About this task
Could you copy every record below exactly as it is written?

___ Recorded data

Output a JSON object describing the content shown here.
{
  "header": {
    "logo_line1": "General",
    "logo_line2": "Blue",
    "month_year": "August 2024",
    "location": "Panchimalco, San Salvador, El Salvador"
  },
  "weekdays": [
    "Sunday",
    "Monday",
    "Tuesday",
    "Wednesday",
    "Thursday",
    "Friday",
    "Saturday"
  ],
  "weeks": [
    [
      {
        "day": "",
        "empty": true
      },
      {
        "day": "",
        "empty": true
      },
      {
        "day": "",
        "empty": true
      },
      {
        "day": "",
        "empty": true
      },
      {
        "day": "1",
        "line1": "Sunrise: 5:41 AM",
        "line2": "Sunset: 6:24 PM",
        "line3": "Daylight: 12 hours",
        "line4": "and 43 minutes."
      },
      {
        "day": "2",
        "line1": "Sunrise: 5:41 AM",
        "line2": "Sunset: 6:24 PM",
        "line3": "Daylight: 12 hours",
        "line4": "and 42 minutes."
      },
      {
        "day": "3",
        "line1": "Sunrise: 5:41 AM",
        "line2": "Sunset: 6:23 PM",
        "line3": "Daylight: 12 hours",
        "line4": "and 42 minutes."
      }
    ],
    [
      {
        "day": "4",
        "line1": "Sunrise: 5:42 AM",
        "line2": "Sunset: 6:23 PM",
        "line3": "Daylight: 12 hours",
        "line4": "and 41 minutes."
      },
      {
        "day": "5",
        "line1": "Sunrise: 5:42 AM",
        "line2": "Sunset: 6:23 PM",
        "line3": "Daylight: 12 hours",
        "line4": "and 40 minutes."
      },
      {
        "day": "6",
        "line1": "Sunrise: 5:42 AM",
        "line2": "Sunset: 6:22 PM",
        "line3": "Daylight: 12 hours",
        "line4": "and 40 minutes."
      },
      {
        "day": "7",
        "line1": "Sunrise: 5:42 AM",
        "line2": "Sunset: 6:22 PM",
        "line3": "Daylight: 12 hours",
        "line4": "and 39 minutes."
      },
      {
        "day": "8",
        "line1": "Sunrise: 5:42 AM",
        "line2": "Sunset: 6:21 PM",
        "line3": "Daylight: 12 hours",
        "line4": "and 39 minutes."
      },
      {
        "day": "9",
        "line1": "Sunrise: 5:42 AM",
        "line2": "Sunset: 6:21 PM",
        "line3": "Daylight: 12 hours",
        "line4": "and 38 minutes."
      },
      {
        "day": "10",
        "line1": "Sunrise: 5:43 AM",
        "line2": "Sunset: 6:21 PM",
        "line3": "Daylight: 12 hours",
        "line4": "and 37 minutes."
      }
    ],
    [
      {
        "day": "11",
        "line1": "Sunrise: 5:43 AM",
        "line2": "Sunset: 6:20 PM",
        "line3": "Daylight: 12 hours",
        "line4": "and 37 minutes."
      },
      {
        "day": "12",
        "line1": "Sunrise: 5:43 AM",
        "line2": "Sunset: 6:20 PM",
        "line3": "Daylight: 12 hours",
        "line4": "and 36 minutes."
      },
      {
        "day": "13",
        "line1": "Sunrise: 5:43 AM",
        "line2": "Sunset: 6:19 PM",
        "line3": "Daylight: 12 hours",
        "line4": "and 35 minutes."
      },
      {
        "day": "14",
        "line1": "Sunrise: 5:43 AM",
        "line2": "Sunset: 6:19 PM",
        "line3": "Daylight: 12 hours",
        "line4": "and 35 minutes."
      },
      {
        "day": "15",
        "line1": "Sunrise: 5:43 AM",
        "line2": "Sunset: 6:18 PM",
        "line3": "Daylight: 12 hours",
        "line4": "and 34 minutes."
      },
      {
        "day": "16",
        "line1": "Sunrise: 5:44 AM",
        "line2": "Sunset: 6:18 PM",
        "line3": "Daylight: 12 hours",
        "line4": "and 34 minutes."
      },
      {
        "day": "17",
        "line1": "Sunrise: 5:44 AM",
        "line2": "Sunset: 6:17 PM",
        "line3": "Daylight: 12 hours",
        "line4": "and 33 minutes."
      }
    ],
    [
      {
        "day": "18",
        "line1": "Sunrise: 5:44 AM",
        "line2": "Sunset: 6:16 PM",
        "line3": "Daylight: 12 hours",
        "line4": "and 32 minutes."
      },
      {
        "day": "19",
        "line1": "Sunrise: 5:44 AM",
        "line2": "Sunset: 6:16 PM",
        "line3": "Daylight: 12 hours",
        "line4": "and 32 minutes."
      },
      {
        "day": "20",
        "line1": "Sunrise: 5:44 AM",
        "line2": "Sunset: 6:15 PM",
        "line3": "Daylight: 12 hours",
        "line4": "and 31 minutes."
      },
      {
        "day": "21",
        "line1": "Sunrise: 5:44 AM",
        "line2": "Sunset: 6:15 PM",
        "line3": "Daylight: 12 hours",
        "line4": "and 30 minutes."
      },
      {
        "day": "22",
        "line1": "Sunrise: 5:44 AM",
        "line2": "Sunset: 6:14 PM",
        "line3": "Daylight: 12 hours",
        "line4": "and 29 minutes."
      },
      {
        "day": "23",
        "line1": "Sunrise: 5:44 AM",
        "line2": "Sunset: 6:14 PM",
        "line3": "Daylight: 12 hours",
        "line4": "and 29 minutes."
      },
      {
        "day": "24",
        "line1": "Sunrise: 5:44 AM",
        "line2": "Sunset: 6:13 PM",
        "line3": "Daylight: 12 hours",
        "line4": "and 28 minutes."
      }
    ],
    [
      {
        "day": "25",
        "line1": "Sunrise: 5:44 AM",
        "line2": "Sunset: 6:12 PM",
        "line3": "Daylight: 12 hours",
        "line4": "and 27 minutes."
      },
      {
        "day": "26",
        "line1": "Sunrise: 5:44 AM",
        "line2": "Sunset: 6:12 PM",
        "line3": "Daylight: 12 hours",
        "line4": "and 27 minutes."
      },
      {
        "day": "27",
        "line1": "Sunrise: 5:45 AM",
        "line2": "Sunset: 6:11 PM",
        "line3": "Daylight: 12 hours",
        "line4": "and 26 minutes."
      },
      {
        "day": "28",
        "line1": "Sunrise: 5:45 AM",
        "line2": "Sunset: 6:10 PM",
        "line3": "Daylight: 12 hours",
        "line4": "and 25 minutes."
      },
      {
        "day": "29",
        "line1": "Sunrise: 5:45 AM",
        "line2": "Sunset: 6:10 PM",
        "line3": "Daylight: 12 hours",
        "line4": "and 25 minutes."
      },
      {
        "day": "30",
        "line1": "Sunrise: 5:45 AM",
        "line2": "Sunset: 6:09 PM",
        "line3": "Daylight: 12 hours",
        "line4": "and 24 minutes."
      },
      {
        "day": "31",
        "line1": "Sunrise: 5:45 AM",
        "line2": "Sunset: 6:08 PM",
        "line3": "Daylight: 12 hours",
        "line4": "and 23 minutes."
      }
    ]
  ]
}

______

Written response
Output a JSON object describing the content shown here.
{
  "header": {
    "logo_line1": "General",
    "logo_line2": "Blue",
    "month_year": "August 2024",
    "location": "Panchimalco, San Salvador, El Salvador"
  },
  "weekdays": [
    "Sunday",
    "Monday",
    "Tuesday",
    "Wednesday",
    "Thursday",
    "Friday",
    "Saturday"
  ],
  "weeks": [
    [
      {
        "day": "",
        "empty": true
      },
      {
        "day": "",
        "empty": true
      },
      {
        "day": "",
        "empty": true
      },
      {
        "day": "",
        "empty": true
      },
      {
        "day": "1",
        "line1": "Sunrise: 5:41 AM",
        "line2": "Sunset: 6:24 PM",
        "line3": "Daylight: 12 hours",
        "line4": "and 43 minutes."
      },
      {
        "day": "2",
        "line1": "Sunrise: 5:41 AM",
        "line2": "Sunset: 6:24 PM",
        "line3": "Daylight: 12 hours",
        "line4": "and 42 minutes."
      },
      {
        "day": "3",
        "line1": "Sunrise: 5:41 AM",
        "line2": "Sunset: 6:23 PM",
        "line3": "Daylight: 12 hours",
        "line4": "and 42 minutes."
      }
    ],
    [
      {
        "day": "4",
        "line1": "Sunrise: 5:42 AM",
        "line2": "Sunset: 6:23 PM",
        "line3": "Daylight: 12 hours",
        "line4": "and 41 minutes."
      },
      {
        "day": "5",
        "line1": "Sunrise: 5:42 AM",
        "line2": "Sunset: 6:23 PM",
        "line3": "Daylight: 12 hours",
        "line4": "and 40 minutes."
      },
      {
        "day": "6",
        "line1": "Sunrise: 5:42 AM",
        "line2": "Sunset: 6:22 PM",
        "line3": "Daylight: 12 hours",
        "line4": "and 40 minutes."
      },
      {
        "day": "7",
        "line1": "Sunrise: 5:42 AM",
        "line2": "Sunset: 6:22 PM",
        "line3": "Daylight: 12 hours",
        "line4": "and 39 minutes."
      },
      {
        "day": "8",
        "line1": "Sunrise: 5:42 AM",
        "line2": "Sunset: 6:21 PM",
        "line3": "Daylight: 12 hours",
        "line4": "and 39 minutes."
      },
      {
        "day": "9",
        "line1": "Sunrise: 5:42 AM",
        "line2": "Sunset: 6:21 PM",
        "line3": "Daylight: 12 hours",
        "line4": "and 38 minutes."
      },
      {
        "day": "10",
        "line1": "Sunrise: 5:43 AM",
        "line2": "Sunset: 6:21 PM",
        "line3": "Daylight: 12 hours",
        "line4": "and 37 minutes."
      }
    ],
    [
      {
        "day": "11",
        "line1": "Sunrise: 5:43 AM",
        "line2": "Sunset: 6:20 PM",
        "line3": "Daylight: 12 hours",
        "line4": "and 37 minutes."
      },
      {
        "day": "12",
        "line1": "Sunrise: 5:43 AM",
        "line2": "Sunset: 6:20 PM",
        "line3": "Daylight: 12 hours",
        "line4": "and 36 minutes."
      },
      {
        "day": "13",
        "line1": "Sunrise: 5:43 AM",
        "line2": "Sunset: 6:19 PM",
        "line3": "Daylight: 12 hours",
        "line4": "and 35 minutes."
      },
      {
        "day": "14",
        "line1": "Sunrise: 5:43 AM",
        "line2": "Sunset: 6:19 PM",
        "line3": "Daylight: 12 hours",
        "line4": "and 35 minutes."
      },
      {
        "day": "15",
        "line1": "Sunrise: 5:43 AM",
        "line2": "Sunset: 6:18 PM",
        "line3": "Daylight: 12 hours",
        "line4": "and 34 minutes."
      },
      {
        "day": "16",
        "line1": "Sunrise: 5:44 AM",
        "line2": "Sunset: 6:18 PM",
        "line3": "Daylight: 12 hours",
        "line4": "and 34 minutes."
      },
      {
        "day": "17",
        "line1": "Sunrise: 5:44 AM",
        "line2": "Sunset: 6:17 PM",
        "line3": "Daylight: 12 hours",
        "line4": "and 33 minutes."
      }
    ],
    [
      {
        "day": "18",
        "line1": "Sunrise: 5:44 AM",
        "line2": "Sunset: 6:16 PM",
        "line3": "Daylight: 12 hours",
        "line4": "and 32 minutes."
      },
      {
        "day": "19",
        "line1": "Sunrise: 5:44 AM",
        "line2": "Sunset: 6:16 PM",
        "line3": "Daylight: 12 hours",
        "line4": "and 32 minutes."
      },
      {
        "day": "20",
        "line1": "Sunrise: 5:44 AM",
        "line2": "Sunset: 6:15 PM",
        "line3": "Daylight: 12 hours",
        "line4": "and 31 minutes."
      },
      {
        "day": "21",
        "line1": "Sunrise: 5:44 AM",
        "line2": "Sunset: 6:15 PM",
        "line3": "Daylight: 12 hours",
        "line4": "and 30 minutes."
      },
      {
        "day": "22",
        "line1": "Sunrise: 5:44 AM",
        "line2": "Sunset: 6:14 PM",
        "line3": "Daylight: 12 hours",
        "line4": "and 29 minutes."
      },
      {
        "day": "23",
        "line1": "Sunrise: 5:44 AM",
        "line2": "Sunset: 6:14 PM",
        "line3": "Daylight: 12 hours",
        "line4": "and 29 minutes."
      },
      {
        "day": "24",
        "line1": "Sunrise: 5:44 AM",
        "line2": "Sunset: 6:13 PM",
        "line3": "Daylight: 12 hours",
        "line4": "and 28 minutes."
      }
    ],
    [
      {
        "day": "25",
        "line1": "Sunrise: 5:44 AM",
        "line2": "Sunset: 6:12 PM",
        "line3": "Daylight: 12 hours",
        "line4": "and 27 minutes."
      },
      {
        "day": "26",
        "line1": "Sunrise: 5:44 AM",
        "line2": "Sunset: 6:12 PM",
        "line3": "Daylight: 12 hours",
        "line4": "and 27 minutes."
      },
      {
        "day": "27",
        "line1": "Sunrise: 5:45 AM",
        "line2": "Sunset: 6:11 PM",
        "line3": "Daylight: 12 hours",
        "line4": "and 26 minutes."
      },
      {
        "day": "28",
        "line1": "Sunrise: 5:45 AM",
        "line2": "Sunset: 6:10 PM",
        "line3": "Daylight: 12 hours",
        "line4": "and 25 minutes."
      },
      {
        "day": "29",
        "line1": "Sunrise: 5:45 AM",
        "line2": "Sunset: 6:10 PM",
        "line3": "Daylight: 12 hours",
        "line4": "and 25 minutes."
      },
      {
        "day": "30",
        "line1": "Sunrise: 5:45 AM",
        "line2": "Sunset: 6:09 PM",
        "line3": "Daylight: 12 hours",
        "line4": "and 24 minutes."
      },
      {
        "day": "31",
        "line1": "Sunrise: 5:45 AM",
        "line2": "Sunset: 6:08 PM",
        "line3": "Daylight: 12 hours",
        "line4": "and 23 minutes."
      }
    ]
  ]
}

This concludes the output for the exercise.